My husband and I just completed a trip to Bavaria followed by stops in cities and villages along the Danube River in Central Europe. This has been a dream come true trip for me. My husband dubbed this my “roots” tour of the area from which my paternal grandparents immigrated.
Our route took us first to the town of Rothenburg described by Rick Steves as Germany’s fairy-tale dream town. This picturesque medieval town was perhaps my favorite stop. From Rothenburg, we meandered along the Romantic Road (real name) in route to Fussen, a small town nestled in the foothills of the magnificent still-snow capped Alps. In route we discovered an improbably located pilgrimage church to the “scourged saviour”, featuring the art of rococo.
We toured Bavarian kings’ castles, including Neuschwanstein, the castle after which Disney’s Cinderella Castle was modeled.
St. Stephen’s, a Baroque church in the little town of Passau, houses the largest pipe organ in the world.
I was transported to another place as we listened to the gorgeous organ music during a concert and admired the paintings and sculptures decorating this sacred space.
The world’s largest museum of Bohemian glass is also a part of this little town with its collection of 33,000 iridescent pieces.

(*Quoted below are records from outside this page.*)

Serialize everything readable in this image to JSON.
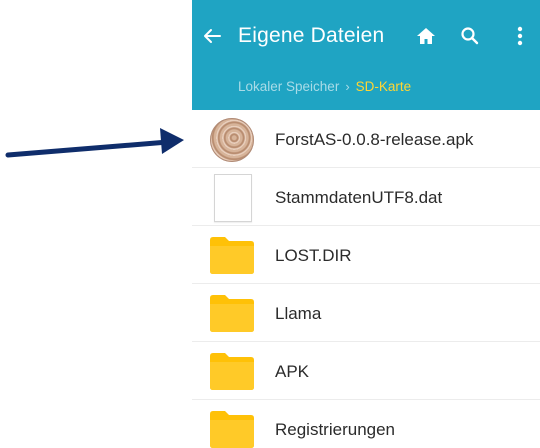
{
  "header": {
    "title": "Eigene Dateien",
    "breadcrumb": [
      "Lokaler Speicher",
      "SD-Karte"
    ],
    "breadcrumb_separator": "›"
  },
  "icons": {
    "back": "arrow-left-icon",
    "home": "home-icon",
    "search": "search-icon",
    "more": "more-vertical-icon",
    "annotation": "arrow-right-icon"
  },
  "colors": {
    "appbar": "#1fa4c3",
    "breadcrumb_active": "#ffd633",
    "folder": "#ffc107",
    "annotation_arrow": "#0f2d6b"
  },
  "files": [
    {
      "name": "ForstAS-0.0.8-release.apk",
      "type": "apk"
    },
    {
      "name": "StammdatenUTF8.dat",
      "type": "file"
    },
    {
      "name": "LOST.DIR",
      "type": "folder"
    },
    {
      "name": "Llama",
      "type": "folder"
    },
    {
      "name": "APK",
      "type": "folder"
    },
    {
      "name": "Registrierungen",
      "type": "folder"
    }
  ]
}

We must have visited at least ten churches and almost as many palaces, each one more glorious than the one before.
The art and architecture in Vienna,

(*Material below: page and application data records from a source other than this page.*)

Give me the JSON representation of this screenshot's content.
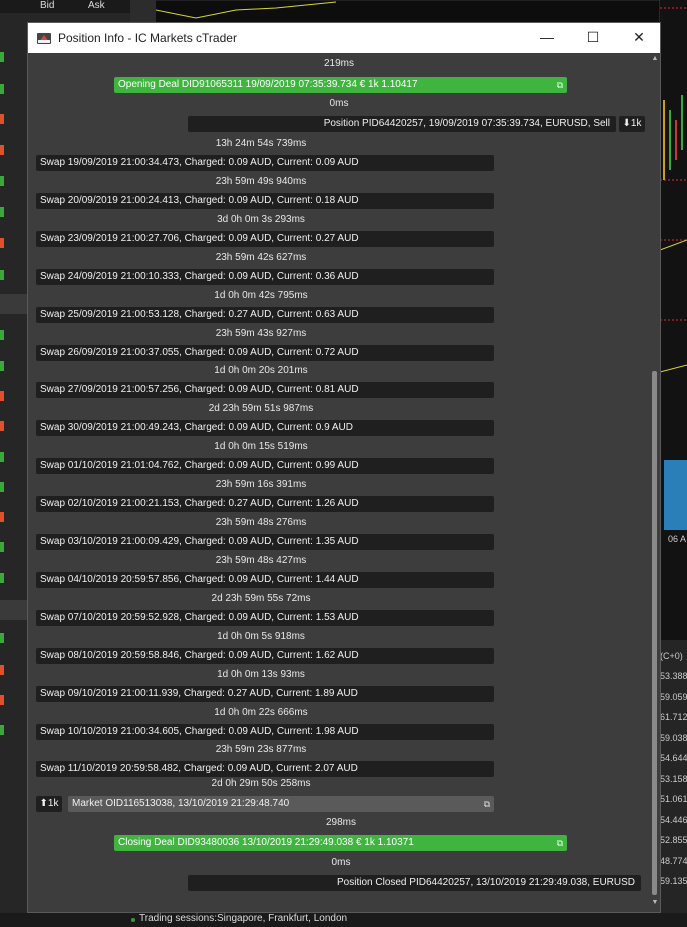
{
  "background": {
    "header_left": "Bid",
    "header_right": "Ask",
    "status_text": "Trading sessions:Singapore, Frankfurt, London",
    "right_label": "(C+0)",
    "right_values": [
      "53.388",
      "59.059",
      "61.712",
      "59.038",
      "54.644",
      "53.158",
      "51.061",
      "54.446",
      "52.855",
      "48.774",
      "59.135"
    ],
    "chart_tag": "06 A"
  },
  "dialog": {
    "title": "Position Info - IC Markets cTrader",
    "minimize": "—",
    "maximize": "☐",
    "close": "✕"
  },
  "timeline": {
    "gap_0": "219ms",
    "opening_deal": "Opening Deal DID91065311 19/09/2019 07:35:39.734 € 1k 1.10417",
    "gap_1": "0ms",
    "position": "Position PID64420257, 19/09/2019 07:35:39.734, EURUSD, Sell",
    "position_badge": "⬇1k",
    "swaps": [
      {
        "gap": "13h 24m 54s 739ms",
        "text": "Swap 19/09/2019 21:00:34.473, Charged: 0.09 AUD, Current: 0.09 AUD"
      },
      {
        "gap": "23h 59m 49s 940ms",
        "text": "Swap 20/09/2019 21:00:24.413, Charged: 0.09 AUD, Current: 0.18 AUD"
      },
      {
        "gap": "3d 0h 0m 3s 293ms",
        "text": "Swap 23/09/2019 21:00:27.706, Charged: 0.09 AUD, Current: 0.27 AUD"
      },
      {
        "gap": "23h 59m 42s 627ms",
        "text": "Swap 24/09/2019 21:00:10.333, Charged: 0.09 AUD, Current: 0.36 AUD"
      },
      {
        "gap": "1d 0h 0m 42s 795ms",
        "text": "Swap 25/09/2019 21:00:53.128, Charged: 0.27 AUD, Current: 0.63 AUD"
      },
      {
        "gap": "23h 59m 43s 927ms",
        "text": "Swap 26/09/2019 21:00:37.055, Charged: 0.09 AUD, Current: 0.72 AUD"
      },
      {
        "gap": "1d 0h 0m 20s 201ms",
        "text": "Swap 27/09/2019 21:00:57.256, Charged: 0.09 AUD, Current: 0.81 AUD"
      },
      {
        "gap": "2d 23h 59m 51s 987ms",
        "text": "Swap 30/09/2019 21:00:49.243, Charged: 0.09 AUD, Current: 0.9 AUD"
      },
      {
        "gap": "1d 0h 0m 15s 519ms",
        "text": "Swap 01/10/2019 21:01:04.762, Charged: 0.09 AUD, Current: 0.99 AUD"
      },
      {
        "gap": "23h 59m 16s 391ms",
        "text": "Swap 02/10/2019 21:00:21.153, Charged: 0.27 AUD, Current: 1.26 AUD"
      },
      {
        "gap": "23h 59m 48s 276ms",
        "text": "Swap 03/10/2019 21:00:09.429, Charged: 0.09 AUD, Current: 1.35 AUD"
      },
      {
        "gap": "23h 59m 48s 427ms",
        "text": "Swap 04/10/2019 20:59:57.856, Charged: 0.09 AUD, Current: 1.44 AUD"
      },
      {
        "gap": "2d 23h 59m 55s 72ms",
        "text": "Swap 07/10/2019 20:59:52.928, Charged: 0.09 AUD, Current: 1.53 AUD"
      },
      {
        "gap": "1d 0h 0m 5s 918ms",
        "text": "Swap 08/10/2019 20:59:58.846, Charged: 0.09 AUD, Current: 1.62 AUD"
      },
      {
        "gap": "1d 0h 0m 13s 93ms",
        "text": "Swap 09/10/2019 21:00:11.939, Charged: 0.27 AUD, Current: 1.89 AUD"
      },
      {
        "gap": "1d 0h 0m 22s 666ms",
        "text": "Swap 10/10/2019 21:00:34.605, Charged: 0.09 AUD, Current: 1.98 AUD"
      },
      {
        "gap": "23h 59m 23s 877ms",
        "text": "Swap 11/10/2019 20:59:58.482, Charged: 0.09 AUD, Current: 2.07 AUD"
      }
    ],
    "gap_market": "2d 0h 29m 50s 258ms",
    "market_badge": "⬆1k",
    "market": "Market OID116513038, 13/10/2019 21:29:48.740",
    "gap_closing": "298ms",
    "closing_deal": "Closing Deal DID93480036 13/10/2019 21:29:49.038 € 1k 1.10371",
    "gap_final": "0ms",
    "position_closed": "Position Closed PID64420257, 13/10/2019 21:29:49.038, EURUSD"
  }
}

and beautiful bridges in Budapest overwhelmed our senses. Many of these places and their people suffered greatly from invasions, wars, and hostile occupations.
Vacations provide time for contemplation. Early in our tour I found myself contemplating and researching the concept of beauty. Beauty literally, not figuratively, nourishes my spirit. I can be transported from an ugly state to a state of wonder and awe in the presence of beauty (As can we all of course). From ancient to current philosophers beauty has traditionally been counted among the ultimate values, along with goodness, truth, and justice. Plato called beauty a universal value.
In The Architecture of Happiness, Alain de Botton weighs the feeling of walking into a McDonalds in the Westminster area of London compared to the feeling of entering Westminster Cathedral across the street. He theorizes…
Because of the harsh lighting, the plastic furniture, and the cacophonous color scheme one tends to feel anxious in the McDonalds. What one feels in the Westminster Cathedral, however, is a calmness brought on by a series of architectural and artistic decisions. The cathedral helps people to relax and reflect, whereas the fast food restaurant causes one to feel hurried or even stressed. Beauty conjures up feelings associated with happiness.
Beauty incorporates an aesthetic attitude which is described as the state of contemplating a subject with no other purpose than appreciating it. The 18th century French writer Stendhal said beauty was “the promise of happiness”.
Vacations by their very nature help us escape the tensions and stress of every day life. But I can’t help feel the relaxation and refreshment I experienced on this trip was also due to the beauty I was privileged to experience. It’s not just our senses that are impacted by beauty but our very soul. Appreciating all the beauty I was privileged to behold not only fulfilled the promise of happiness but the actuality.